NYMEX Oil Futures Close Lower

Brian L Milne
By  Brian L. Milne , DTN Refined Fuels Editor

CRANBURY, N.J. (DTN) -- New York Mercantile Exchange oil futures with nearest delivery tumbled to new one-month lows during market-on-close trade Thursday with Brent crude futures on the IntercontinentalExchange printing a one-month low midday, with oil futures now down for a sixth consecutive session as concern over an exit from the European Union by Britain spurs worry over economic growth.

After the 2:30 p.m. EDT settlements, oil futures printed fresh lows, breaking down support, adding an explanation point that the early month rally has reversed to a downtrend.

NYMEX July West Texas Intermediate futures settled down $1.80 at $46.21 bbl, and fell to a $46.15 one-month low on the spot continuation chart ahead of the close, and since slipped to a $45.91 bbl low.

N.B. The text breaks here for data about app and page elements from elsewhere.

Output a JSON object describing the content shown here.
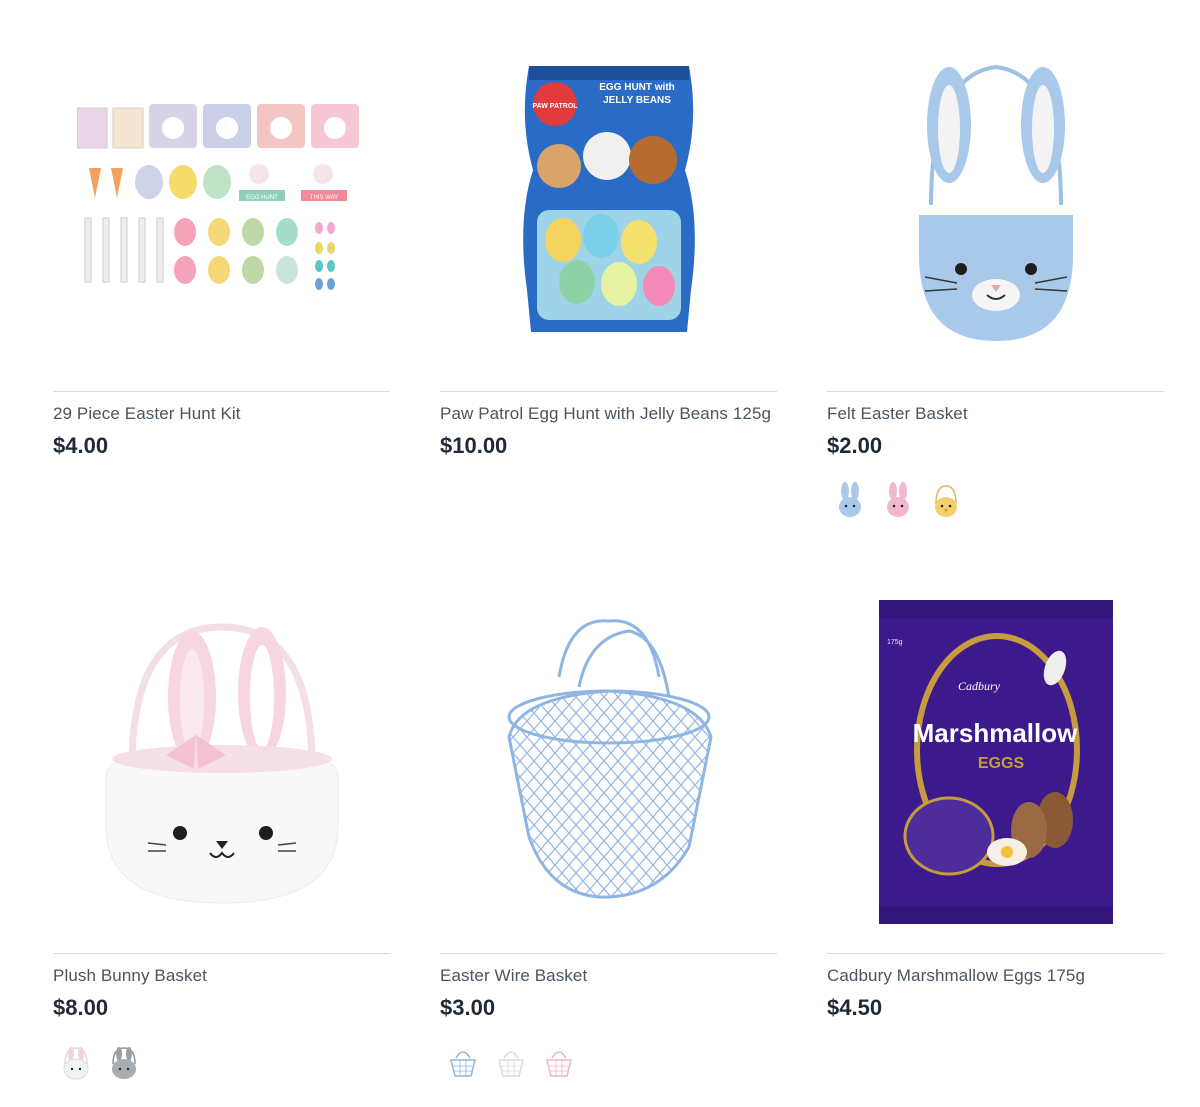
{
  "products": [
    {
      "title": "29 Piece Easter Hunt Kit",
      "price": "$4.00",
      "image": "easter-hunt-kit-image",
      "swatches": []
    },
    {
      "title": "Paw Patrol Egg Hunt with Jelly Beans 125g",
      "price": "$10.00",
      "image": "paw-patrol-egg-bag-image",
      "swatches": []
    },
    {
      "title": "Felt Easter Basket",
      "price": "$2.00",
      "image": "felt-bunny-basket-image",
      "swatches": [
        "blue",
        "pink",
        "yellow"
      ]
    },
    {
      "title": "Plush Bunny Basket",
      "price": "$8.00",
      "image": "plush-bunny-basket-image",
      "swatches": [
        "white",
        "grey"
      ]
    },
    {
      "title": "Easter Wire Basket",
      "price": "$3.00",
      "image": "wire-basket-image",
      "swatches": [
        "blue",
        "white",
        "pink"
      ]
    },
    {
      "title": "Cadbury Marshmallow Eggs 175g",
      "price": "$4.50",
      "image": "cadbury-marshmallow-eggs-image",
      "swatches": [],
      "package_text": {
        "brand": "Cadbury",
        "name": "Marshmallow",
        "sub": "EGGS",
        "weight": "175g"
      }
    }
  ],
  "paw_patrol_text": {
    "line1": "EGG HUNT with",
    "line2": "JELLY BEANS",
    "logo": "PAW PATROL"
  },
  "hunt_kit_text": {
    "sign1": "EGG HUNT",
    "sign2": "THIS WAY"
  },
  "colors": {
    "blue": "#a9c9ea",
    "pink": "#f2b8cf",
    "yellow": "#f5cf6a",
    "white": "#f3f3f3",
    "grey": "#9aa0a6",
    "cadbury_purple": "#3c1a8c",
    "gold": "#c89b3c"
  }
}
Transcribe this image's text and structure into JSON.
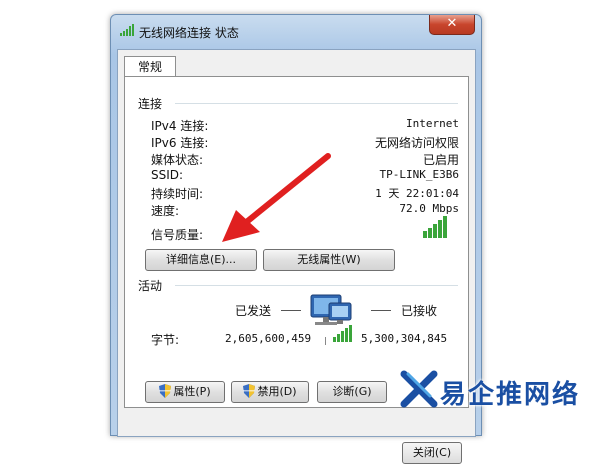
{
  "window": {
    "title": "无线网络连接 状态",
    "close_glyph": "✕"
  },
  "tabs": [
    {
      "label": "常规"
    }
  ],
  "connection": {
    "group_label": "连接",
    "rows": [
      {
        "key": "IPv4 连接:",
        "value": "Internet"
      },
      {
        "key": "IPv6 连接:",
        "value": "无网络访问权限"
      },
      {
        "key": "媒体状态:",
        "value": "已启用"
      },
      {
        "key": "SSID:",
        "value": "TP-LINK_E3B6"
      },
      {
        "key": "持续时间:",
        "value": "1 天 22:01:04"
      },
      {
        "key": "速度:",
        "value": "72.0 Mbps"
      }
    ],
    "signal_label": "信号质量:",
    "signal_bars": 5,
    "details_button": "详细信息(E)...",
    "wireless_props_button": "无线属性(W)"
  },
  "activity": {
    "group_label": "活动",
    "sent_label": "已发送",
    "received_label": "已接收",
    "bytes_label": "字节:",
    "bytes_sent": "2,605,600,459",
    "bytes_received": "5,300,304,845"
  },
  "buttons": {
    "properties": "属性(P)",
    "disable": "禁用(D)",
    "diagnose": "诊断(G)",
    "close": "关闭(C)"
  },
  "watermark": {
    "text": "易企推网络"
  },
  "colors": {
    "signal_green": "#3aa53a",
    "arrow_red": "#e02020",
    "title_bg": "#b8d0ea"
  }
}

ICE August Brent futures settled down $1.78 at $47.19, and fell to a $46.94 bbl one-month spot low since settlement.

NYMEX July ULSD futures settled down 5.49cts at $1.4229 gallon, and near a $1.4207 one-month low on the spot continuation chart during MOC trade, adding to the decline after the close with a $1.4165 print.

NYMEX July RBOB futures settled down 3.61cts at $1.4653 gallon and near a $1.4630 better than one-month spot low, sliding another 41 points since the close to $1.4589.

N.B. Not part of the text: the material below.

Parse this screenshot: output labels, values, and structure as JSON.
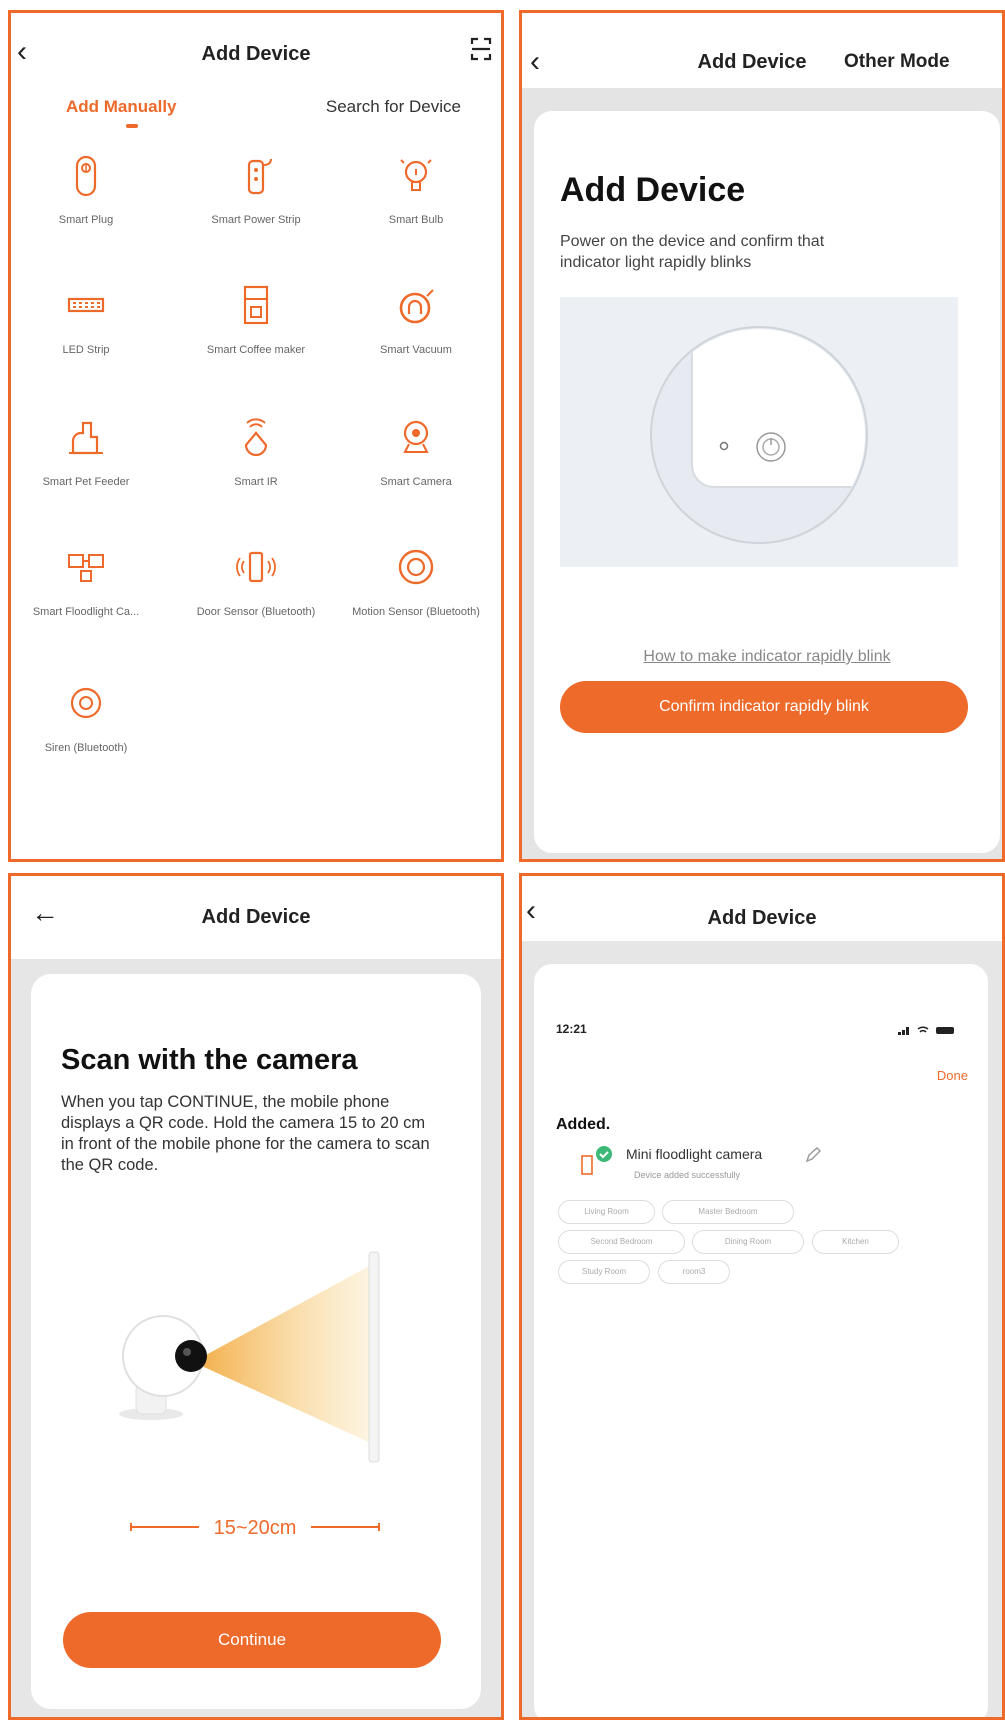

Momentum has shifted ahead of Britain's June 23 referendum on EU membership towards exiting the bloc, which earned a rebuke earlier today from the Bank of England that said leaving the EU would harm Britain's economy. A number of analysts have said Britain's exit from the bloc would slow economic growth in Europe.

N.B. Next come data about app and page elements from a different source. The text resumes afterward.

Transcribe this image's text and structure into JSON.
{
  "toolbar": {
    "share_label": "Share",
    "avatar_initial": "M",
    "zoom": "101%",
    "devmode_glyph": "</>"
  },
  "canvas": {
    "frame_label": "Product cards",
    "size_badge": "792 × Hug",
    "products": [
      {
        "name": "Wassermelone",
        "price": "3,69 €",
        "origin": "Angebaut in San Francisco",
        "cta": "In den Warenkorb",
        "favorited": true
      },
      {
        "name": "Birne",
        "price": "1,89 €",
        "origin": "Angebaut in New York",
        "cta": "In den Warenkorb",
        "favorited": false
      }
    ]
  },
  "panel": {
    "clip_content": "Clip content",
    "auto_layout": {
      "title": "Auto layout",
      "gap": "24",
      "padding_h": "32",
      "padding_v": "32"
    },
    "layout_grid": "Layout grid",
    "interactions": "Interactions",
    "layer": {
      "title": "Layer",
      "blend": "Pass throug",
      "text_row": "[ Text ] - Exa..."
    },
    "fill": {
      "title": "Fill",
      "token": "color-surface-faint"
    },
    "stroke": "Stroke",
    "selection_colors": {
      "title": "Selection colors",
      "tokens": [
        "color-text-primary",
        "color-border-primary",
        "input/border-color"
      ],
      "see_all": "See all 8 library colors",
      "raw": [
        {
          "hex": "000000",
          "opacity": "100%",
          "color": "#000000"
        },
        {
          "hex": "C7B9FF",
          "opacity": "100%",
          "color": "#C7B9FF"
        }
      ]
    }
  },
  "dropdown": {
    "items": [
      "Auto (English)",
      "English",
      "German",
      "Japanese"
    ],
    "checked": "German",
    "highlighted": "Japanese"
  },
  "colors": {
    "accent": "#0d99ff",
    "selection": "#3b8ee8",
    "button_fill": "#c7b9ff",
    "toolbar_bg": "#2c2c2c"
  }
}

Those concerns stayed the hands played by central banks this week, with the Bank of England leaving its benchmark interest rate unchanged at 0.5%, and the Bank of Japan holding its key interest rate at a negative 0.1%.

Wednesday afternoon, the Federal Reserve left unchanged at 0.25% the federal funds rate, which was widely expected after the Labor Department earlier this month reported poor job growth in the United States and revised lower previous month job gains. The report suggested potential headwinds for the U.S. economy. The Fed's news release Wednesday highlighted their dependence on data when making a decision on changing interest rates, while Fed Chair Janet Yellen in subsequent comments said low interest rates would endure longer than previously suggested, calling it a new normal.

The U.S. dollar surged early in the session to a two-week high in index trading, retracing the loss following the May employment report, reversed lower early afternoon, and again strengthened.

Soggy reports on inflation, unemployment, housing and manufacturing added to the dollar's volatility that were positive, but highlighted the sluggish nature of U.S. economic growth.

The Bureau of Labor Statistics reported a 0.2% increase in the Consumer Price Index for May, although expectations were for a 0.3% hike. The Labor Department reported a 13,000 increase in first-time filings for unemployment insurance to 277,000 during the week ended June 11, although the four-week average slipped 250 to 269,250. The National Association of Home Builders/Wells Fargo Housing Market Index said builder confidence in the market for newly constructed single-family homes rose the most since January, yet builders where concerned over scattered softness and a labor shortage.

The Federal Reserve Bank of Philadelphia in their Manufacturing Business Outlook Survey today reported little growth in June, and said "other broad indicators continued to reflect general weakness in business conditions."

Slowing economic growth would weaken demand for crude, and demand this year has so far outpaced expectations, prompting the International Energy Agency on Tuesday to revise higher its oil demand growth expectation for 2016 by 200,000 bpd to 1.3 million bpd.

Strong demand growth, with the IEA highlighting India and the United States as key drivers, is one of the factors that the IEA said is correcting a global market supply-demand imbalance, which the agency sees reaching equilibrium during the second half of 2016, quicker than initially projected.

IEA also said unplanned outages, especially in May, alongside expectations for supply from producers that are not part of the Organization of the Petroleum Exporting Countries to contract by 900,000 bpd this year, with the U.S. accounting for 500,000 bpd of the decline, as the other main feature for the market rebalancing.

Unplanned supply disruptions in May totaled 3.7 million bpd, according to the Energy Information Administration, with the lion's share of the outages from Canada amid massive wildfires and Nigeria due to sabotage.

The outages were the catalyst in spurring the early month rally by oil futures. However, Canadian production is gradually returning and the Nigerian government is in talks with militants that could end the attacks on oil and gas infrastructure.

Brian L. Milne can be reached at brian.milne@dtn.com


Brian Milne